This is one reason why I do not oppose the teaching of predominantly British history in schools. Were we given the luxury of infinite time, it would be marvellous to teach children all of world history, from Plato to Nato. However, as in all subjects, teaching time in history is squeezed. Most pupils in England have just three years of compulsory history teaching from a specialist teacher at the beginning of secondary school, often for only one hour a week.
The idea of focusing on English history is frequently parodied as chauvinistic. In 2013, Sir Richard Evans, regius professor of history at the University of Cambridge, condemned the English focus of the new national curriculum as "rote learning of the patriotic stocking-fillers so beloved of traditionalists".
I disagree. There is a world of difference between learning about British history and celebrating it. Too often it is assumed that the former must mean the latter. However, I don't see how teaching pupils about Cromwell in Ireland, the transatlantic slave trade or the Boer War could leave them with anything but a sense of distaste for England's past. Whether one celebrates or bemoans what occurred is of secondary importance: the vital point is that pupils should know about it.

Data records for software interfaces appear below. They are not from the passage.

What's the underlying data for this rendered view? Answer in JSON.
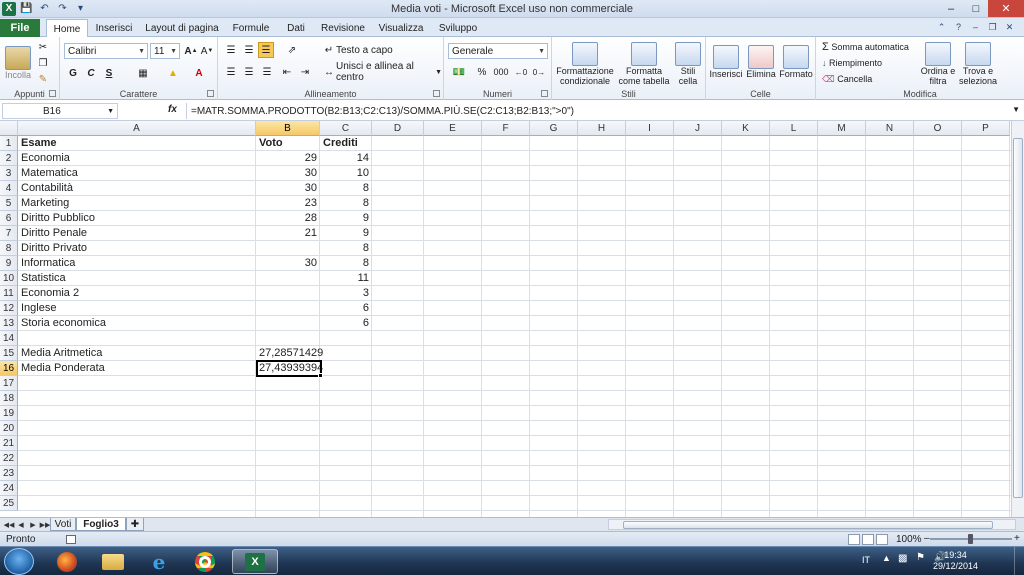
{
  "window": {
    "title": "Media voti  -  Microsoft Excel uso non commerciale",
    "app_icon_label": "X"
  },
  "ribbon_tabs": [
    "File",
    "Home",
    "Inserisci",
    "Layout di pagina",
    "Formule",
    "Dati",
    "Revisione",
    "Visualizza",
    "Sviluppo"
  ],
  "active_tab": "Home",
  "ribbon": {
    "clipboard": {
      "paste_label": "Incolla",
      "group_label": "Appunti"
    },
    "font": {
      "name": "Calibri",
      "size": "11",
      "bold": "G",
      "italic": "C",
      "underline": "S",
      "group_label": "Carattere"
    },
    "alignment": {
      "wrap_text": "Testo a capo",
      "merge_center": "Unisci e allinea al centro",
      "group_label": "Allineamento"
    },
    "number": {
      "format": "Generale",
      "percent": "%",
      "thousands": "000",
      "group_label": "Numeri"
    },
    "styles": {
      "conditional": "Formattazione condizionale",
      "table": "Formatta come tabella",
      "cell_styles": "Stili cella",
      "group_label": "Stili"
    },
    "cells": {
      "insert": "Inserisci",
      "delete": "Elimina",
      "format": "Formato",
      "group_label": "Celle"
    },
    "editing": {
      "autosum": "Somma automatica",
      "fill": "Riempimento",
      "clear": "Cancella",
      "sort_filter": "Ordina e filtra",
      "find_select": "Trova e seleziona",
      "group_label": "Modifica"
    }
  },
  "formula_bar": {
    "name_box": "B16",
    "fx": "fx",
    "formula": "=MATR.SOMMA.PRODOTTO(B2:B13;C2:C13)/SOMMA.PIÙ.SE(C2:C13;B2:B13;\">0\")"
  },
  "columns": [
    "A",
    "B",
    "C",
    "D",
    "E",
    "F",
    "G",
    "H",
    "I",
    "J",
    "K",
    "L",
    "M",
    "N",
    "O",
    "P"
  ],
  "row_numbers": [
    "1",
    "2",
    "3",
    "4",
    "5",
    "6",
    "7",
    "8",
    "9",
    "10",
    "11",
    "12",
    "13",
    "14",
    "15",
    "16",
    "17",
    "18",
    "19",
    "20",
    "21",
    "22",
    "23",
    "24",
    "25"
  ],
  "selected_cell": "B16",
  "sheet": {
    "header": {
      "a": "Esame",
      "b": "Voto",
      "c": "Crediti"
    },
    "rows": [
      {
        "a": "Economia",
        "b": "29",
        "c": "14"
      },
      {
        "a": "Matematica",
        "b": "30",
        "c": "10"
      },
      {
        "a": "Contabilità",
        "b": "30",
        "c": "8"
      },
      {
        "a": "Marketing",
        "b": "23",
        "c": "8"
      },
      {
        "a": "Diritto Pubblico",
        "b": "28",
        "c": "9"
      },
      {
        "a": "Diritto Penale",
        "b": "21",
        "c": "9"
      },
      {
        "a": "Diritto Privato",
        "b": "",
        "c": "8"
      },
      {
        "a": "Informatica",
        "b": "30",
        "c": "8"
      },
      {
        "a": "Statistica",
        "b": "",
        "c": "11"
      },
      {
        "a": "Economia 2",
        "b": "",
        "c": "3"
      },
      {
        "a": "Inglese",
        "b": "",
        "c": "6"
      },
      {
        "a": "Storia economica",
        "b": "",
        "c": "6"
      }
    ],
    "media_aritmetica": {
      "label": "Media Aritmetica",
      "value": "27,28571429"
    },
    "media_ponderata": {
      "label": "Media Ponderata",
      "value": "27,43939394"
    }
  },
  "sheet_tabs": [
    "Voti",
    "Foglio3"
  ],
  "active_sheet": "Foglio3",
  "status": {
    "mode": "Pronto",
    "zoom": "100%"
  },
  "taskbar": {
    "apps": [
      "firefox-icon",
      "explorer-icon",
      "internet-explorer-icon",
      "chrome-icon",
      "excel-icon"
    ],
    "lang": "IT",
    "time": "19:34",
    "date": "29/12/2014"
  }
}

As for those who claim that this history isn't relevant to national life in 2015, they strike me as so many King Canutes trying in vain to hold back the tide. In recent years, the news has been awash with British history, from the runaway success of Hilary Mantel's Wolf Hall to Danny Boyle's Olympic opening ceremony and Richard III being found in a Leicester car park.
If we don't empower pupils to understand historical events, we exclude them from taking part in intelligent conversation. Meanwhile, children at private schools, or from families with a high level of cultural literacy, will be initiated into such public debates regardless. As Hirsch argues: "To withhold traditional culture from the school curriculum.in the name of progressive ideas is in fact an unprogressive action that helps preserve the political and economic status quo."
I believe there will always be a space for a nation's cultural heritage on the school curriculum. Call me a Victorian, a jingoist or a Luddite. Compare me to Thomas Gradgrind. Heck, you can even call me a Pharisee. But know that it is the teaching of a traditional curriculum that will allow future generations of schoolchildren to understand such allusions.
Robert Peal is a teacher at the West London Free School and author of Progressively Worse: the burden of bad ideas in British schools